As part of this project, Galina has set up an online professional community, known as Empowering Workplaces, to bring together the organisations that are developing harassment reporting technology with those which are beginning to use it. “We hope to build a community of practice to share learning and facilitate the effective use of technology,” says Galina. “We will also meet with partner organisations to co-produce effective practices and disseminate our findings through webinars.”
Key participants from the ESRC event, including Brighton & Hove City Council and Sussex Police, are taking part in this project and are beginning to implement these reporting tools in their workplaces.
Accountability within NGOs
Galina is currently studying how the #MeToo movement prompted interest in the accountability of NGOs for the abuse of power and sexual exploitation of field workers in developing countries. For this project, she is using netnography – a form of social media analysis rooted in ethnography. This involves analysing relevant discussions and comments on social media platforms, identifying diverse opinions and uncovering key patterns and themes.
“The preliminary findings reveal that, as an outcome of the #MeToo movement, NGOs’ supporters have started to pay close attention to the ethical aspects of NGOs’ performance and activism,” Galina explains. “This will require the sector to prepare to make significant transformations.”
The importance of psychological safety
One important concept highlighted by Galina’s research is the notion of psychological safety as a measure of organisational performance. “The creation of psychologically-safe and respectful working environments is vital,” says Galina. “A lack of psychological safety in organisations generates fear and prevents employees from being effective, resourceful and creative.”
As companies are already required to report on physical safety of their employees, Galina believes that this type of reporting could in future be extended to cover psychological safety.
The road ahead

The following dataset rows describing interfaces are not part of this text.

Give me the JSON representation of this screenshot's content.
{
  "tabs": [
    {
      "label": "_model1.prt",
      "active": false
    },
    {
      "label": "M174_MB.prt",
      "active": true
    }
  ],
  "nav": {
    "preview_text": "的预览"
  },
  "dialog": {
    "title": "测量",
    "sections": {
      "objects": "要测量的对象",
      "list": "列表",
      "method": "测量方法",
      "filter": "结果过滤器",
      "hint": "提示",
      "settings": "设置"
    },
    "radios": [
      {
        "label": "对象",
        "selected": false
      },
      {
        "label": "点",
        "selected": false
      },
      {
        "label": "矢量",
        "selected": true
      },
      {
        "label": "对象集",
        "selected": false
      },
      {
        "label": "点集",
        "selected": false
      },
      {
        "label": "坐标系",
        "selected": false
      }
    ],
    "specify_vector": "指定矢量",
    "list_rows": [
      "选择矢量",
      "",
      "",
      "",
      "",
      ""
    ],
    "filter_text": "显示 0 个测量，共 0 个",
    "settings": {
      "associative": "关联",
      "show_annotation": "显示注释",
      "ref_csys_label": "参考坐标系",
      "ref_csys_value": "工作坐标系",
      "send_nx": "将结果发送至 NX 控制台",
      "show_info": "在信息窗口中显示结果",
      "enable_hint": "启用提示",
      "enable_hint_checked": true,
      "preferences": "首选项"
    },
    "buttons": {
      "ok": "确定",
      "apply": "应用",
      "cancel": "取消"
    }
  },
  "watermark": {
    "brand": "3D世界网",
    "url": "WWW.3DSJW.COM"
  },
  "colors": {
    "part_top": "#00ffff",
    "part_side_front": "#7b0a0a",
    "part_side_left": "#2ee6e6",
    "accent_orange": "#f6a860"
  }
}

The initial publicity around the #MeToo movement prompted many companies to rethink their approach to handling abuse and misconduct – making structural changes and even investing in reporting technology. But Galina is clear that technical innovations alone won’t eradicate harassment from the office.
As well as new reporting tools, Galina believes that a transformation in workplace culture and practice is needed. Organisations need to raise awareness, listen to their staff, and implement innovative approaches to preventing and tackling abuse. These changes take time. “We are at the very start of this process,” says Galina. “It’s an exciting and positive journey but there is still a long way to go.”
About the researcher
Galina Goncharenko is a Lecturer in Accounting at the University of Sussex. She holds a PhD in Accounting (2016) and an MSc in Economics and Business Administration (2013) from the Norwegian School of Economics. Her research interests include accountability for abuse of power in the workplace, accountability discourses on social media platforms and accountability of advocacy NGOs and social movements.
Find out more
#MeToo: A journey towards a harassment-free workplace: https://blogs.sussex.ac.uk/policy-engagement/a-journey-towards-a-harassment-free-workplace/
Goncharenko, Galina (2019) The accountability of advocacy NGOs: insights from the online community of practice. Accounting Forum, 43 (1). pp. 135-160. ISSN 0155-9982